Search the data for lines holding the word "JSON". State how many there are, and nothing else.

Component data from apps and pages
- - - - - - -

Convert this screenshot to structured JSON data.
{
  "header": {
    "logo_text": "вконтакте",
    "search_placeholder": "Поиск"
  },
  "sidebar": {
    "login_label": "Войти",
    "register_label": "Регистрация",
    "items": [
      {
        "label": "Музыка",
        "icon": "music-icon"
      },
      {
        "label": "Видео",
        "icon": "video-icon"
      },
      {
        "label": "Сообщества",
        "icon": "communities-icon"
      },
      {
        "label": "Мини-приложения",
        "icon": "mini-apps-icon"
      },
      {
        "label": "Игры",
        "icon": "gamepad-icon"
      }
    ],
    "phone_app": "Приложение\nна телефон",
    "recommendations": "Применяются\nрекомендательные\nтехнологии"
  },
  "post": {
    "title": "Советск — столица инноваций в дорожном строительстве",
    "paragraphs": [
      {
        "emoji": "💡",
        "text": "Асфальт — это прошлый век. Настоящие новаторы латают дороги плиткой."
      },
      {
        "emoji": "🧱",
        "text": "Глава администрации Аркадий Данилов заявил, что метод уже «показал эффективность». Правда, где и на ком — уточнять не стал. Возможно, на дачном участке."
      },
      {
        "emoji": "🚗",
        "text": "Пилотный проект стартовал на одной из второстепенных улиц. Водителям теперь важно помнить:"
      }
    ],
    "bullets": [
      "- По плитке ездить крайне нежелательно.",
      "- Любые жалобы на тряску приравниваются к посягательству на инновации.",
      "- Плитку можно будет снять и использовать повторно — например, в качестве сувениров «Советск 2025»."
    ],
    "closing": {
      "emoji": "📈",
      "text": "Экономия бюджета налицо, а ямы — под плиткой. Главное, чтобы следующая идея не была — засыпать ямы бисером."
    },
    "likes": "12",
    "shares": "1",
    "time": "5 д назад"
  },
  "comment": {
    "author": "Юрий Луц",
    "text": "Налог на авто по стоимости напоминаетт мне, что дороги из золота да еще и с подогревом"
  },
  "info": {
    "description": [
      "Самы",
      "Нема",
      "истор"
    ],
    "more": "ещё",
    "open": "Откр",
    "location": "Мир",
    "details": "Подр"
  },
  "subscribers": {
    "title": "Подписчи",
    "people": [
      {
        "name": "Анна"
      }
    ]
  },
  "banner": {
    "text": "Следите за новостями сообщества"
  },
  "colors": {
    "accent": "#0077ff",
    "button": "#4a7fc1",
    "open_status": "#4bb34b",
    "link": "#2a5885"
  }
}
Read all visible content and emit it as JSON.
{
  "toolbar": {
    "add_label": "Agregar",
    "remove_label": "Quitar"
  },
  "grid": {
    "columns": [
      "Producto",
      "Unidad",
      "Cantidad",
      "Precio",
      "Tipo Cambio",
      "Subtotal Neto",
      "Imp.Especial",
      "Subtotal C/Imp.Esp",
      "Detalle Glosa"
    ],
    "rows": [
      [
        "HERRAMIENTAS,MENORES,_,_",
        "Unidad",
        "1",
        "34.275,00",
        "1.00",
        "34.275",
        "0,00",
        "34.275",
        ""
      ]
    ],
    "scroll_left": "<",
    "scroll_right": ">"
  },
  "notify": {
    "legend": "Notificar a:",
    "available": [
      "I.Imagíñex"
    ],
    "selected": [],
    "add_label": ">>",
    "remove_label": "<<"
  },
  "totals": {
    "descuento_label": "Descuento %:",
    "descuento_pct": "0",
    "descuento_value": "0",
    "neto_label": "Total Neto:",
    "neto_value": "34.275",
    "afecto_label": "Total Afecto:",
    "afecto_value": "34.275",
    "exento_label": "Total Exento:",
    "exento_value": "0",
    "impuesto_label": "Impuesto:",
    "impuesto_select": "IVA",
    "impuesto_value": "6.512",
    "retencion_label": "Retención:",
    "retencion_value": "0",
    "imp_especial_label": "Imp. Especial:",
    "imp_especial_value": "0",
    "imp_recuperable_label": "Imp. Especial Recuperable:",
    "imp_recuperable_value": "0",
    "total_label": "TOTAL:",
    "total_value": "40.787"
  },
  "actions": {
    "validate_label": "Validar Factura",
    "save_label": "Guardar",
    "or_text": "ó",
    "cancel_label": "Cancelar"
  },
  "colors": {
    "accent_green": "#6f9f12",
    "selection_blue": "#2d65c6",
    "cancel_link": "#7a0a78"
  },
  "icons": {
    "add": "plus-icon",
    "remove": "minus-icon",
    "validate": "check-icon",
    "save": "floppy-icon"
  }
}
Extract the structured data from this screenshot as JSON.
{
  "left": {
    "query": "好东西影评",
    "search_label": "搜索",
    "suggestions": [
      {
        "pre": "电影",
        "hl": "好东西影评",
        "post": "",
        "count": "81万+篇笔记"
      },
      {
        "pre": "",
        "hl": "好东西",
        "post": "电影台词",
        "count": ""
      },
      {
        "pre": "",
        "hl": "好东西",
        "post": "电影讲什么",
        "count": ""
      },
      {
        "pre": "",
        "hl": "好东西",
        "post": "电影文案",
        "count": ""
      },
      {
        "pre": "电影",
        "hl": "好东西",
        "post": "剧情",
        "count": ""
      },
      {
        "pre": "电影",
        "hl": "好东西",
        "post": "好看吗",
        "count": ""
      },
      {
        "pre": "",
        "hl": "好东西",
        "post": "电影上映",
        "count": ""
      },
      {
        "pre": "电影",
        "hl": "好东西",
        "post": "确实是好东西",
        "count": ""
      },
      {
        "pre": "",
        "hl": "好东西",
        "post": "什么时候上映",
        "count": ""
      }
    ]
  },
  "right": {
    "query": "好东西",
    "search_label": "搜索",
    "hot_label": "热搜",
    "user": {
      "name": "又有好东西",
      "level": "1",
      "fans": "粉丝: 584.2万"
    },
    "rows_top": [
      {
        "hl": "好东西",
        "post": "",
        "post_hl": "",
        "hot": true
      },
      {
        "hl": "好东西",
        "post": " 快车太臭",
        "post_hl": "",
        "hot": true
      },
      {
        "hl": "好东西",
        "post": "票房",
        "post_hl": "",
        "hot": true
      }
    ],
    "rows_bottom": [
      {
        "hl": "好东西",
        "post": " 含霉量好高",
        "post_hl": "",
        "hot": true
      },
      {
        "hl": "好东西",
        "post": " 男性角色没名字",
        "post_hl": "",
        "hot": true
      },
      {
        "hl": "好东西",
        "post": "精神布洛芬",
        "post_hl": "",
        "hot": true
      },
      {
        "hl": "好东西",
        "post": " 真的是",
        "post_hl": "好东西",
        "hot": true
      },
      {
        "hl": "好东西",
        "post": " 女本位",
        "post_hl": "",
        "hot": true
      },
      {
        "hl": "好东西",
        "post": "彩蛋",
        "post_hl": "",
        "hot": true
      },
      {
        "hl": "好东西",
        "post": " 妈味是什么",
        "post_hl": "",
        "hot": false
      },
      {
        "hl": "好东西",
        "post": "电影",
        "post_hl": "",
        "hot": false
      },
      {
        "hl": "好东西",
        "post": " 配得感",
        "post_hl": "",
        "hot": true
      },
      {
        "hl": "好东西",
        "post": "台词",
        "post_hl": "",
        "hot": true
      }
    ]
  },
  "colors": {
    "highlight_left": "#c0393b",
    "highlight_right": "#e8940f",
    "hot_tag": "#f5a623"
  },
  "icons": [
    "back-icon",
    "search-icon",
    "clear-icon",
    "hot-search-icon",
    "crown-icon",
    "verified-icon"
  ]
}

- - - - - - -

Task output
3